Distribution centers and warehouses upgrade technology to manage supplies
A Pittsburgh-based logistics firm is upgrading one of its warehouses in Fredericksburg, Lebanon County, to include some of the most state-of-the-art technology available.A Pittsburgh-based logistics firm is upgrading one of its warehouses in Fredericksburg, Lebanon County, to include some of the most state-of-the-art technology available.
Genco, which operates 27 million square feet of warehouse space in North America, has numerous warehouses in Cumberland, Dauphin and Lebanon counties. The company’s 550,000-square-foot facility in Fredericksburg is being equipped with robotics, expanded radio frequency identification capabilities and hands-free voice technology to enable workers to process and pack orders more quickly and accurately, said Pete Rector, Genco’s vice president of research and development.
Genco executives would not state the price of the Fredericksburg project or who occupies the building. Genco will spend about $5 million on similar technological upgrades in its warehouses this year in an effort to offer its customers the most cutting-edge technology available, Rector said.
National logistics companies such as Genco are using more high-tech methods to manage an increasingly complex global supply chain, logistics professionals said.
Much of that change is being led by large U.S. retailers that are
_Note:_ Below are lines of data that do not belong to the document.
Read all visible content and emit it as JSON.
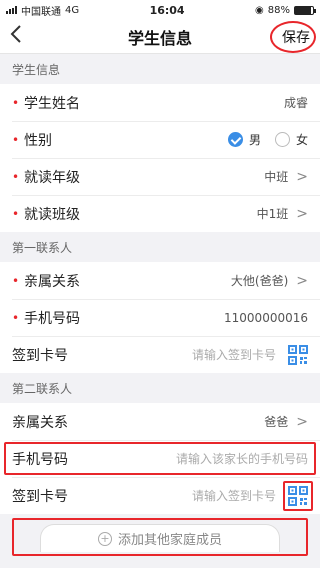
{
  "status": {
    "carrier": "中国联通",
    "network": "4G",
    "time": "16:04",
    "battery": "88%",
    "battery_level": 0.88
  },
  "nav": {
    "back": "<",
    "title": "学生信息",
    "save": "保存"
  },
  "student": {
    "section": "学生信息",
    "name_label": "学生姓名",
    "name_value": "成睿",
    "gender_label": "性别",
    "gender_male": "男",
    "gender_female": "女",
    "gender_selected": "male",
    "grade_label": "就读年级",
    "grade_value": "中班",
    "class_label": "就读班级",
    "class_value": "中1班"
  },
  "contact1": {
    "section": "第一联系人",
    "relation_label": "亲属关系",
    "relation_value": "大他(爸爸)",
    "phone_label": "手机号码",
    "phone_value": "11000000016",
    "card_label": "签到卡号",
    "card_placeholder": "请输入签到卡号"
  },
  "contact2": {
    "section": "第二联系人",
    "relation_label": "亲属关系",
    "relation_value": "爸爸",
    "phone_label": "手机号码",
    "phone_placeholder": "请输入该家长的手机号码",
    "card_label": "签到卡号",
    "card_placeholder": "请输入签到卡号"
  },
  "add_member": {
    "icon": "+",
    "label": "添加其他家庭成员"
  },
  "required_mark": "•",
  "chevron": ">",
  "icons": {
    "back": "chevron-left-icon",
    "qr": "qr-scan-icon",
    "check": "check-icon",
    "add": "plus-circle-icon"
  },
  "colors": {
    "accent": "#3a8ee6",
    "required": "#e8262b",
    "highlight": "#e8262b"
  }
}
purchasing more goods from manufacturers in China and other countries, said Arthur St. Onge, founder of the St. Onge Co. in Springettsbury Township, York County.
That engineering firm offers supply-chain consultation and warehouse design to businesses such as The Ikea Group, Dell Computer Corp. and Amazon.com Inc. St. Onge has offices in China and Dubai, United Arab Emirates.
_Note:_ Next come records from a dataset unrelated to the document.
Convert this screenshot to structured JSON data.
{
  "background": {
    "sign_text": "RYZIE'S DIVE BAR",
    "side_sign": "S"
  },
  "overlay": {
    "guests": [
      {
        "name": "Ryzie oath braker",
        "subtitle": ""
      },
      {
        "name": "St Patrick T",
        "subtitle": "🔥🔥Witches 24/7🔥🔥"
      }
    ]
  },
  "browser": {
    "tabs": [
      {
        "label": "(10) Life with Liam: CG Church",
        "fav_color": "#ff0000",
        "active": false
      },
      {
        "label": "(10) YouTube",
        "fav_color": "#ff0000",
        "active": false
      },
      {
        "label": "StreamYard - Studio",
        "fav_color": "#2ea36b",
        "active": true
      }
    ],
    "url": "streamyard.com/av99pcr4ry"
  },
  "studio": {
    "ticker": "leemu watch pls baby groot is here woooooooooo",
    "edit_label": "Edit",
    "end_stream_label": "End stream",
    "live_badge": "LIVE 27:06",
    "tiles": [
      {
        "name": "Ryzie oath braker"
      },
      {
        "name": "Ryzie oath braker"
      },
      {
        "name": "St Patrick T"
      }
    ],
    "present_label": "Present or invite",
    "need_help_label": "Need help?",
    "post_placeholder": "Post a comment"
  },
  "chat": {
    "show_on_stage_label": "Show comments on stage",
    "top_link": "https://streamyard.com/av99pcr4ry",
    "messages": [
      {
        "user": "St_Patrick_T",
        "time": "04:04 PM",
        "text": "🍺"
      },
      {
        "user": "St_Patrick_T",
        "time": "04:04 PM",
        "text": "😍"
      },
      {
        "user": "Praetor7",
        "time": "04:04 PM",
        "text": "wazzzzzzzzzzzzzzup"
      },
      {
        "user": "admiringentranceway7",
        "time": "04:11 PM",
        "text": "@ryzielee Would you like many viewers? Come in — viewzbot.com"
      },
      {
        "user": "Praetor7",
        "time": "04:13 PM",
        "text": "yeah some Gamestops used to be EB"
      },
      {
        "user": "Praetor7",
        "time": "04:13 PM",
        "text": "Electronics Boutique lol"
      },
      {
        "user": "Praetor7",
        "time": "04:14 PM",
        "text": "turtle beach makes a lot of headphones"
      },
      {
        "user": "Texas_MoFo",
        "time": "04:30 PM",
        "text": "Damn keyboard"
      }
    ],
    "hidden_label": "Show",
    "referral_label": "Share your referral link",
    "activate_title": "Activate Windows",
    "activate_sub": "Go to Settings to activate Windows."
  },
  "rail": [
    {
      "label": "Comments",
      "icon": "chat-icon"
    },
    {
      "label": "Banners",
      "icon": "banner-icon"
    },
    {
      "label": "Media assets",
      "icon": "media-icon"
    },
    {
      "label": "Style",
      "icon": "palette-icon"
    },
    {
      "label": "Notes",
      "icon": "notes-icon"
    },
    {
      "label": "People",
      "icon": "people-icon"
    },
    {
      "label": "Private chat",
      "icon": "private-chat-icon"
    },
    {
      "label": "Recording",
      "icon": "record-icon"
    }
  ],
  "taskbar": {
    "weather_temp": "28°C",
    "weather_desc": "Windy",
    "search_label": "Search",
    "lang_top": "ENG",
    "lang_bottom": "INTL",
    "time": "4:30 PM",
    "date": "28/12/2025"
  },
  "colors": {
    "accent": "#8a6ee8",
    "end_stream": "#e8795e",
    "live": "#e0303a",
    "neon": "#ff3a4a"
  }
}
“The process of getting material managed and delivered to retail shops and consumers is much more complicated and sophisticated today,” St. Onge said. “The supply chain has been elongated. Now, goods have to travel 7,000 miles and go through ports. It’s a complex process.”
Doug Thomas, assistant professor of supply-chain management at Penn State University, said an increasing number of logistics firms are devoting more time and money to making warehouse workers more productive.
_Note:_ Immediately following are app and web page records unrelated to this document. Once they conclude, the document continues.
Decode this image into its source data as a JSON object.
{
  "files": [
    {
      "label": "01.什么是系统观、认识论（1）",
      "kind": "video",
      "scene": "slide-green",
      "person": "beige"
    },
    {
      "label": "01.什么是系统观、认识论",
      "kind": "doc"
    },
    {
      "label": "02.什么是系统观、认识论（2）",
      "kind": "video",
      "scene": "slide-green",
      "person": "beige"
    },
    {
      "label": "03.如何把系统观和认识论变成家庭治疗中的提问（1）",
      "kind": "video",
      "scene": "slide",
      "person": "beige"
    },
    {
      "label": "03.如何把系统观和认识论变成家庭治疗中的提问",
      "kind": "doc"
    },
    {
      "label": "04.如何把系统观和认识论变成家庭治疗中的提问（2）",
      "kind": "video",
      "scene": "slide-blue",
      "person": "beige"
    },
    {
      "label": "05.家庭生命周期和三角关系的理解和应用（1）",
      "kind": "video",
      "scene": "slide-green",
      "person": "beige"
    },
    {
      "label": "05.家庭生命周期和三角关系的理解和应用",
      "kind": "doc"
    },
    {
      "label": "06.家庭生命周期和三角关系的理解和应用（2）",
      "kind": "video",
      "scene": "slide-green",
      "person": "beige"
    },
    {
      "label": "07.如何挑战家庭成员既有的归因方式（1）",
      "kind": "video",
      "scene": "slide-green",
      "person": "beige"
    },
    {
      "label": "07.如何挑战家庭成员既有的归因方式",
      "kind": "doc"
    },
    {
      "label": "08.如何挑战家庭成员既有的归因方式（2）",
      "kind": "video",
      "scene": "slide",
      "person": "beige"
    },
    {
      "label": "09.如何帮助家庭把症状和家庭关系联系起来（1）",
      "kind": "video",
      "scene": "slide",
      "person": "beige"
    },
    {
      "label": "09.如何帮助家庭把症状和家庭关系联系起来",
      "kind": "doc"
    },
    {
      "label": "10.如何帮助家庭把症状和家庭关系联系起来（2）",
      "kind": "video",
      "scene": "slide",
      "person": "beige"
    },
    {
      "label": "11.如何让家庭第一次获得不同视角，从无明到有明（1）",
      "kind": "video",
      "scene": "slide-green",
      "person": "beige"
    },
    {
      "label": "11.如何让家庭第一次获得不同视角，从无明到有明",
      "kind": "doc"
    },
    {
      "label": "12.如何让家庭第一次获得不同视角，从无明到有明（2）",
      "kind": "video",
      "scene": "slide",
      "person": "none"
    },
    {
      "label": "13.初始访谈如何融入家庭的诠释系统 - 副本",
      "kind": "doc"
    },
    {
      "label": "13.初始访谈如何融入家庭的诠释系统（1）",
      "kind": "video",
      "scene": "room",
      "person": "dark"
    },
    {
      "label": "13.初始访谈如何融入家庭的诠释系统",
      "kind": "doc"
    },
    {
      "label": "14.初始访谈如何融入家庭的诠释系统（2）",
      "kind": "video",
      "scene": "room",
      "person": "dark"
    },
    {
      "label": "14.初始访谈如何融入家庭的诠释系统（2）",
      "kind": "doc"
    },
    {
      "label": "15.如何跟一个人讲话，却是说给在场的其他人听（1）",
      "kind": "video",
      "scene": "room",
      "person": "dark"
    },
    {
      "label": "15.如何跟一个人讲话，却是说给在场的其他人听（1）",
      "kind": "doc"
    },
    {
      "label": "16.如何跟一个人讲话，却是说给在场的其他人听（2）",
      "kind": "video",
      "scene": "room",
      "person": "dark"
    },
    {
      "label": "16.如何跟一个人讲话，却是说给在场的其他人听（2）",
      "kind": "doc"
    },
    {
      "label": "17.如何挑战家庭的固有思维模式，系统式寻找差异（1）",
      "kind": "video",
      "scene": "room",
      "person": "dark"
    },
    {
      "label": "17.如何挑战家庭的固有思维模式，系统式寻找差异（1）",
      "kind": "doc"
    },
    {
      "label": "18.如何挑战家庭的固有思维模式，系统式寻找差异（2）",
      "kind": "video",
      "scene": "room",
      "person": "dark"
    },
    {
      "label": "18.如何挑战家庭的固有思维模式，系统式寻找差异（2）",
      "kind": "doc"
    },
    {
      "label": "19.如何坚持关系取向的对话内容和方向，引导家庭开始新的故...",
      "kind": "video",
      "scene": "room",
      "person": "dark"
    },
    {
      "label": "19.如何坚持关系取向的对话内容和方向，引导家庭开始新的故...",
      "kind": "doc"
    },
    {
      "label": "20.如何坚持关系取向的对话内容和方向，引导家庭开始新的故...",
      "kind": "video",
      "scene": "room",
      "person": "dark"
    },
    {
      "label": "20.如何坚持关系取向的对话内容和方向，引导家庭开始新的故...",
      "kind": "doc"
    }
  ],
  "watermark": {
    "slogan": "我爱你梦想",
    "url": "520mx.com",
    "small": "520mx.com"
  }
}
“Warehouses tend to have high worker turnover, so some of these methods might help retain workers,” Thomas said.
St. Onge and Thomas said more companies are implementing RFID technology, which uses radio waves to identify products. The technology is still in its initial stages but is becoming more prevalent because of its use in the military and at retail companies such as Wal-Mart Stores Inc. and Target Corp.
More of St. Onge’s clients also are using robotic systems to transport goods across thousands of feet of warehouse to employees who pack the items for shipment. That saves time and energy for workers who had to drive forklifts to find a specific pallet and bring the product back to be packed.
New computer software also is being employed that can determine how much product a retailer has and how much should be shipped.
The hands-free voice technology Genco uses is a headset that that tells workers where to go in the warehouse and what items to bring back to be packed. Meanwhile, their hands and eyes are free.
“Once the employees use those headsets, they wouldn’t go back to the hand-held method for the world,” Rector said.
The new technology is expected to more than double productivity at Genco’s Fredericksburg facility. That means the site will need fewer employees, and the warehouse probably will go from three shifts to two shifts. Some employees who normally leave through attrition will not be replaced.
“Ultimately, there will be fewer employees in the facility,” Rector said. No layoffs are planned.
While larger logistics firms are employing new technology, plenty of mid-range and smaller companies still are doing business the way they have for decades, Thomas said.
Kinard Warehousing Inc. in West York has not rushed to implement new methods such as RFID, said Bill Muller, warehouse manager. The York County company serves about 25 customers in its 166,000-square-foot building.
But Muller is shopping for a couple of hand-held scanners to accommodate his clients’ increasing use of technology. The scanners will cost about $1,000 each.
“We’ve evolved into these accounts that (are using) a lot of bar-coded material. We had to keep up,” Muller said.